IE6 has gone from the top browser (many years ago) to now being that uncle that you’re embarrassed to have people meet.  I have heard how many people have adopted IE7 – which I haven’t used much but is much closer to being compliant – but when will it finally be the staple?  When will I stop having to code for IE6?

Unfortunately, professionally, I can’t stop yet.  Depending on which statistics you look at – compare the earlier ones to these for example – IE6 is still used by 42-61% of the users out there.  That kind of majority you can’t ignore as a business.  As an independent designer though, I can.  I’m drawing a line in the sand.  I will be soon upgrading my designing computer(s) to IE7.  After that, none of my templates will be tested in anything lower than 7.  So if you want it to work in 6 and it doesn’t – you’re on your own.  I realize that this may hurt me for sites I list my templates on – like OSWD which just recently got around to uploading the (very bad looking, since I was much more inexperienced then) templates I sent them over 8 months ago – but I simply have stopped caring.  Designing for IE6 is like Microsoft designing a new 360 game and testing it on the original Xbox to make sure it still works – they wouldn’t.

So that’s my line in the sand.  Hopefully more designers will join me and more users will become aware of the fact that there really is better out there.  Firefox and Opera(which I personally prefer) are both excellent browsers and if the user is really sold on IE then 7 is a free update.

I will also be sending OSWD 2-3 more templates (hopefully) in the next week.  No telling when they’ll go up though.  Don’t judge me for the work currently there – you’ve seen that I can do much better now.

Random Tidbit:  Since I’m harping on Microsoft, I wanted to share an interesting article about how the world would be if Microsoft was no longer around.  Don’t think I’ve shared that one yet.  Also, an excellent article on 456 Berea St. citing 10 reasons to learn and use web standards.  As someone who has had to explain why standards are important to both clients and employers, I kind of wish I had this article 7 months ago.

Keeping Accessibility In Mind

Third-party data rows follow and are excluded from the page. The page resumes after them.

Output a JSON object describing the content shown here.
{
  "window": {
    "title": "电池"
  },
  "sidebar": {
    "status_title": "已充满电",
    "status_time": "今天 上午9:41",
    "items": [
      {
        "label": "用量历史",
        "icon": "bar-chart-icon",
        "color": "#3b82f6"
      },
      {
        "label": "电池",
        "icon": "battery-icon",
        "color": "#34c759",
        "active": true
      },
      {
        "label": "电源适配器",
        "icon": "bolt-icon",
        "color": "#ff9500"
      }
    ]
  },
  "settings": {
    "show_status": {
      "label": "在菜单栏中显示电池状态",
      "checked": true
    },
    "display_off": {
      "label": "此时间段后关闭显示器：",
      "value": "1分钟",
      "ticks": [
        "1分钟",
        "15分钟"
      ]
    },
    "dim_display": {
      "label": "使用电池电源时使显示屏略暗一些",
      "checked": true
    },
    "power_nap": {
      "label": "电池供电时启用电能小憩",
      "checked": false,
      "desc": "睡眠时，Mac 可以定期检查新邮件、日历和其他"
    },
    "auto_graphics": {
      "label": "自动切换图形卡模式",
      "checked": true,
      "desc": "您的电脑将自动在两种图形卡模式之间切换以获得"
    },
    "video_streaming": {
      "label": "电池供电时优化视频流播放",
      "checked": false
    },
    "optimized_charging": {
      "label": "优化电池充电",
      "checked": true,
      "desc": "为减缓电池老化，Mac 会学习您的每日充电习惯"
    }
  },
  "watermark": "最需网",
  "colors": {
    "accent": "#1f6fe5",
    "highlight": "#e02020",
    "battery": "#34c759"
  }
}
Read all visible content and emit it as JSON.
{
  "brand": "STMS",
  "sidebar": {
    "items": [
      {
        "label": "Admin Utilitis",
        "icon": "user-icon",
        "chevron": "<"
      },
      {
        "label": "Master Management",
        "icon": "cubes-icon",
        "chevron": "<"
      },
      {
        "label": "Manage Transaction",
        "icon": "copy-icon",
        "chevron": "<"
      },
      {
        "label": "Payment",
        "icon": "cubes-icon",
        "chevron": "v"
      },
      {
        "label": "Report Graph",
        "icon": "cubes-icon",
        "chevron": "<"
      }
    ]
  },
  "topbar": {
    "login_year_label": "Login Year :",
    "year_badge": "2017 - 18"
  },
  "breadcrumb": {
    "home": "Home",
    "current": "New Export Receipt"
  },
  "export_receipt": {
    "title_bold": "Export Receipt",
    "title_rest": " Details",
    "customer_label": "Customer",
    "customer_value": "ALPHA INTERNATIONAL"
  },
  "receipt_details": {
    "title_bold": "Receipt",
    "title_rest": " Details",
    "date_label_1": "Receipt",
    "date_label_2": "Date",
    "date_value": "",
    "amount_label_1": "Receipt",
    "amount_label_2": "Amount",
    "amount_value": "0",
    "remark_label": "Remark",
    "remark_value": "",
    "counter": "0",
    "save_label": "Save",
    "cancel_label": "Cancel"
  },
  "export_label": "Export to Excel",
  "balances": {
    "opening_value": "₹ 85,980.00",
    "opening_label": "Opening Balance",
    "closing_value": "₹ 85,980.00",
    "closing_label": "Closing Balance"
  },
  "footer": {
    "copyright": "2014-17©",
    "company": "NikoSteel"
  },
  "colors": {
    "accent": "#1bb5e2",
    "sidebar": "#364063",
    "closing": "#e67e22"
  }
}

I saw this article awhile back and meant to blog about it, but haven’t had the time.  In working on my site redesign though it struck my eye as I was perusing my links and felt the urge to share it.

Recently, Target was sued in a class action suit because their site was inaccessible to the vision impaired.  It has been a law for awhile now that web sites, like other facilities open to the public, must be accessible to all.  When doing a redesign you must keep in mind not only the various browsers and screen resolutions it’s users might have – but also other mitigating factors that might cause them to be unable to use your work as intended.

I am not well versed on the subject, but I would check out Molly’s blog – she has done a lot for the web standards and accessibility community.

Random Tidbit: In further perusing my links I found another link from Juicy Studio talking about Validity and Accessibility – well worth a look and a bookmark on del.icio.us.